Query does not rhyme with very,
Nor does fury sound like bury.
Dost, lost, post and doth, cloth, loth.
Job, nob, bosom, transom, oath.
Though the differences seem little,
We say actual but victual.
Refer does not rhyme with deafer.
Fe0ffer does, and zephyr, heifer.
Mint, pint, senate and sedate;
Dull, bull, and George ate late.
Scenic, Arabic, Pacific,
Science, conscience, scientific.
Liberty, library, heave and heaven,
Rachel, ache, moustache, eleven.
We say hallowed, but allowed,
People, leopard, towed, but vowed.
Mark the differences, moreover,
Between mover, cover, clover;
Leeches, breeches, wise, precise,
Chalice, but police and lice;
Camel, constable, unstable,
Principle, disciple, label.
Petal, panel, and canal,
Wait, surprise, plait, promise, pal.
Worm and storm, chaise, chaos, chair,
Senator, spectator, mayor.
Tour, but our and succour, four.
Gas, alas, and Arkansas.
Sea, idea, Korea, area,
Psalm, Maria, but malaria.
Youth, south, southern, cleanse and clean.
Doctrine, turpentine, marine.
Compare alien with Italian,
Dandelion and battalion.
Sally with ally, yea, ye,
Eye, I, ay, aye, whey, and key.
Say aver, but ever, fever,
Neither, leisure, skein, deceiver.

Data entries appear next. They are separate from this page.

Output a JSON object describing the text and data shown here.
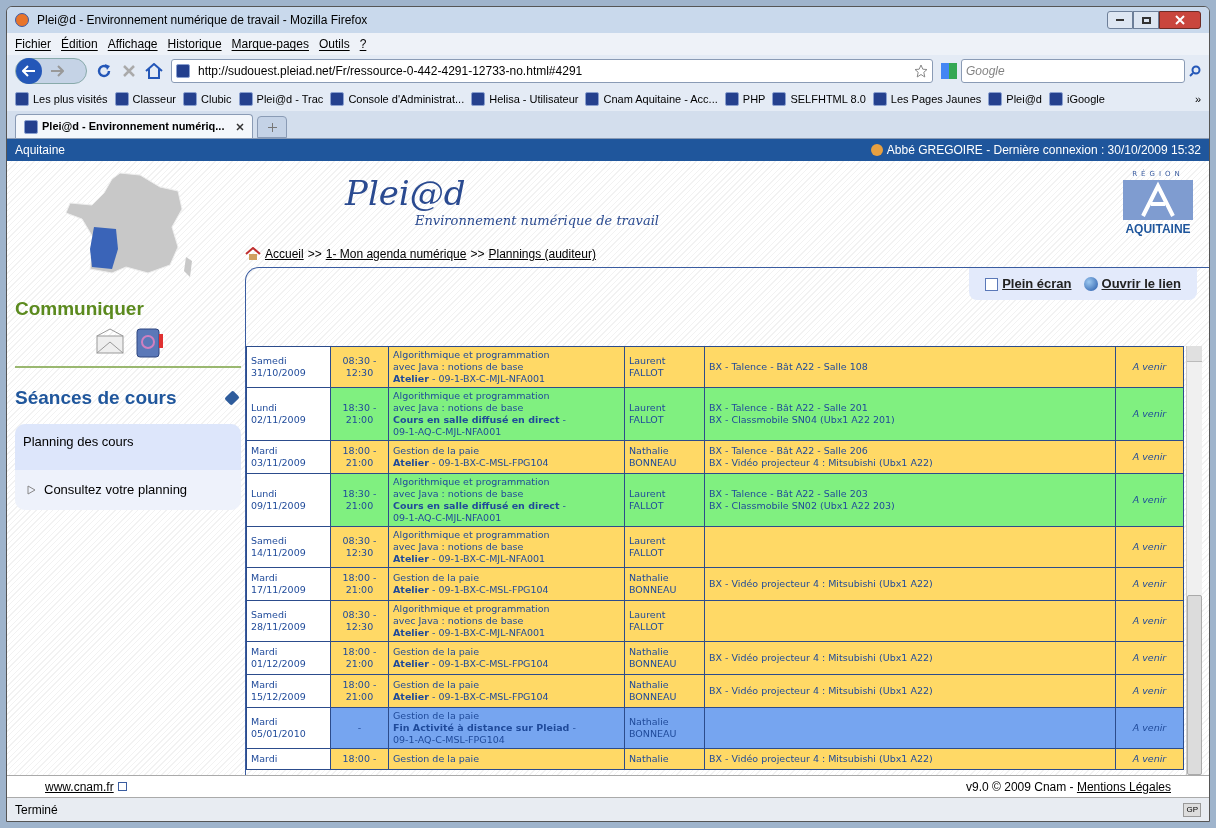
{
  "window": {
    "title": "Plei@d - Environnement numérique de travail - Mozilla Firefox"
  },
  "menu": [
    "Fichier",
    "Édition",
    "Affichage",
    "Historique",
    "Marque-pages",
    "Outils",
    "?"
  ],
  "address_bar": {
    "value": "http://sudouest.pleiad.net/Fr/ressource-0-442-4291-12733-no.html#4291"
  },
  "search": {
    "placeholder": "Google"
  },
  "bookmarks": [
    "Les plus visités",
    "Classeur",
    "Clubic",
    "Plei@d - Trac",
    "Console d'Administrat...",
    "Helisa - Utilisateur",
    "Cnam Aquitaine - Acc...",
    "PHP",
    "SELFHTML 8.0",
    "Les Pages Jaunes",
    "Plei@d",
    "iGoogle"
  ],
  "bookmarks_more": "»",
  "tabs": [
    {
      "label": "Plei@d - Environnement numériq...",
      "selected": true
    }
  ],
  "site_bar": {
    "region": "Aquitaine",
    "user": "Abbé GREGOIRE - Dernière connexion : 30/10/2009 15:32"
  },
  "logo": {
    "name": "Plei@d",
    "tagline": "Environnement numérique de travail"
  },
  "region_logo": {
    "top": "RÉGION",
    "bottom": "AQUITAINE"
  },
  "breadcrumb": [
    "Accueil",
    "1- Mon agenda numérique",
    "Plannings (auditeur)"
  ],
  "breadcrumb_separator": ">>",
  "actions": [
    "Plein écran",
    "Ouvrir le lien"
  ],
  "sidebar": {
    "communicate_title": "Communiquer",
    "sessions_title": "Séances de cours",
    "panel_title": "Planning des cours",
    "panel_link": "Consultez votre planning"
  },
  "rows": [
    {
      "color": "#ffd966",
      "day": "Samedi",
      "date": "31/10/2009",
      "time": [
        "08:30 -",
        "12:30"
      ],
      "course": [
        "Algorithmique et programmation",
        "avec Java : notions de base",
        "**Atelier** - 09-1-BX-C-MJL-NFA001"
      ],
      "teacher": [
        "Laurent",
        "FALLOT"
      ],
      "rooms": [
        "BX - Talence - Bât A22 - Salle 108"
      ],
      "status": "A venir"
    },
    {
      "color": "#80f080",
      "day": "Lundi",
      "date": "02/11/2009",
      "time": [
        "18:30 -",
        "21:00"
      ],
      "course": [
        "Algorithmique et programmation",
        "avec Java : notions de base",
        "**Cours en salle diffusé en direct** -",
        "09-1-AQ-C-MJL-NFA001"
      ],
      "teacher": [
        "Laurent",
        "FALLOT"
      ],
      "rooms": [
        "BX - Talence - Bât A22 - Salle 201",
        "BX - Classmobile SN04 (Ubx1 A22 201)"
      ],
      "status": "A venir"
    },
    {
      "color": "#ffd966",
      "day": "Mardi",
      "date": "03/11/2009",
      "time": [
        "18:00 -",
        "21:00"
      ],
      "course": [
        "Gestion de la paie",
        "**Atelier** - 09-1-BX-C-MSL-FPG104"
      ],
      "teacher": [
        "Nathalie",
        "BONNEAU"
      ],
      "rooms": [
        "BX - Talence - Bât A22 - Salle 206",
        "BX - Vidéo projecteur 4 : Mitsubishi (Ubx1 A22)"
      ],
      "status": "A venir"
    },
    {
      "color": "#80f080",
      "day": "Lundi",
      "date": "09/11/2009",
      "time": [
        "18:30 -",
        "21:00"
      ],
      "course": [
        "Algorithmique et programmation",
        "avec Java : notions de base",
        "**Cours en salle diffusé en direct** -",
        "09-1-AQ-C-MJL-NFA001"
      ],
      "teacher": [
        "Laurent",
        "FALLOT"
      ],
      "rooms": [
        "BX - Talence - Bât A22 - Salle 203",
        "BX - Classmobile SN02 (Ubx1 A22 203)"
      ],
      "status": "A venir"
    },
    {
      "color": "#ffd966",
      "day": "Samedi",
      "date": "14/11/2009",
      "time": [
        "08:30 -",
        "12:30"
      ],
      "course": [
        "Algorithmique et programmation",
        "avec Java : notions de base",
        "**Atelier** - 09-1-BX-C-MJL-NFA001"
      ],
      "teacher": [
        "Laurent",
        "FALLOT"
      ],
      "rooms": [],
      "status": "A venir"
    },
    {
      "color": "#ffd966",
      "day": "Mardi",
      "date": "17/11/2009",
      "time": [
        "18:00 -",
        "21:00"
      ],
      "course": [
        "Gestion de la paie",
        "**Atelier** - 09-1-BX-C-MSL-FPG104"
      ],
      "teacher": [
        "Nathalie",
        "BONNEAU"
      ],
      "rooms": [
        "BX - Vidéo projecteur 4 : Mitsubishi (Ubx1 A22)"
      ],
      "status": "A venir"
    },
    {
      "color": "#ffd966",
      "day": "Samedi",
      "date": "28/11/2009",
      "time": [
        "08:30 -",
        "12:30"
      ],
      "course": [
        "Algorithmique et programmation",
        "avec Java : notions de base",
        "**Atelier** - 09-1-BX-C-MJL-NFA001"
      ],
      "teacher": [
        "Laurent",
        "FALLOT"
      ],
      "rooms": [],
      "status": "A venir"
    },
    {
      "color": "#ffd966",
      "day": "Mardi",
      "date": "01/12/2009",
      "time": [
        "18:00 -",
        "21:00"
      ],
      "course": [
        "Gestion de la paie",
        "**Atelier** - 09-1-BX-C-MSL-FPG104"
      ],
      "teacher": [
        "Nathalie",
        "BONNEAU"
      ],
      "rooms": [
        "BX - Vidéo projecteur 4 : Mitsubishi (Ubx1 A22)"
      ],
      "status": "A venir"
    },
    {
      "color": "#ffd966",
      "day": "Mardi",
      "date": "15/12/2009",
      "time": [
        "18:00 -",
        "21:00"
      ],
      "course": [
        "Gestion de la paie",
        "**Atelier** - 09-1-BX-C-MSL-FPG104"
      ],
      "teacher": [
        "Nathalie",
        "BONNEAU"
      ],
      "rooms": [
        "BX - Vidéo projecteur 4 : Mitsubishi (Ubx1 A22)"
      ],
      "status": "A venir"
    },
    {
      "color": "#76a5f0",
      "day": "Mardi",
      "date": "05/01/2010",
      "time": [
        "-"
      ],
      "course": [
        "Gestion de la paie",
        "**Fin Activité à distance sur Pleiad** -",
        "09-1-AQ-C-MSL-FPG104"
      ],
      "teacher": [
        "Nathalie",
        "BONNEAU"
      ],
      "rooms": [],
      "status": "A venir"
    },
    {
      "color": "#ffd966",
      "day": "Mardi",
      "date": "",
      "time": [
        "18:00 -"
      ],
      "course": [
        "Gestion de la paie"
      ],
      "teacher": [
        "Nathalie"
      ],
      "rooms": [
        "BX - Vidéo projecteur 4 : Mitsubishi (Ubx1 A22)"
      ],
      "status": "A venir"
    }
  ],
  "footer": {
    "link": "www.cnam.fr",
    "version": "v9.0 © 2009 Cnam - ",
    "legal": "Mentions Légales"
  },
  "status_bar": {
    "text": "Terminé",
    "badge": "GP"
  }
}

Heron, granary, canary.
Crevice and device and aerie.
Face, but preface, not efface.
Phlegm, phlegmatic, ass, glass, bass.
Large, but target, gin, give, verging,
Ought, out, joust and scour, scourging.
Ear, but earn and wear and tear
Do not rhyme with here but ere.
Seven is right, but so is even,
Hyphen, roughen, nephew Stephen,
Monkey, donkey, Turk and jerk,
Ask, grasp, wasp, and cork and work.
Pronunciation (think of Psyche!)
Is a paling stout and spikey?
Won’t it make you lose your wits,
Writing groats and saying grits?
It’s a dark abyss or tunnel:
Strewn with stones, stowed, solace, gunwale,
Islington and Isle of Wight,
Housewife, verdict and indict.
Finally, which rhymes with enough,
Though, through, plough, or dough, or cough?
Hiccough has the sound of cup.
My advice is to just give up!!!

English Pronunciation by G. Nolst Trenité

Source: The Poke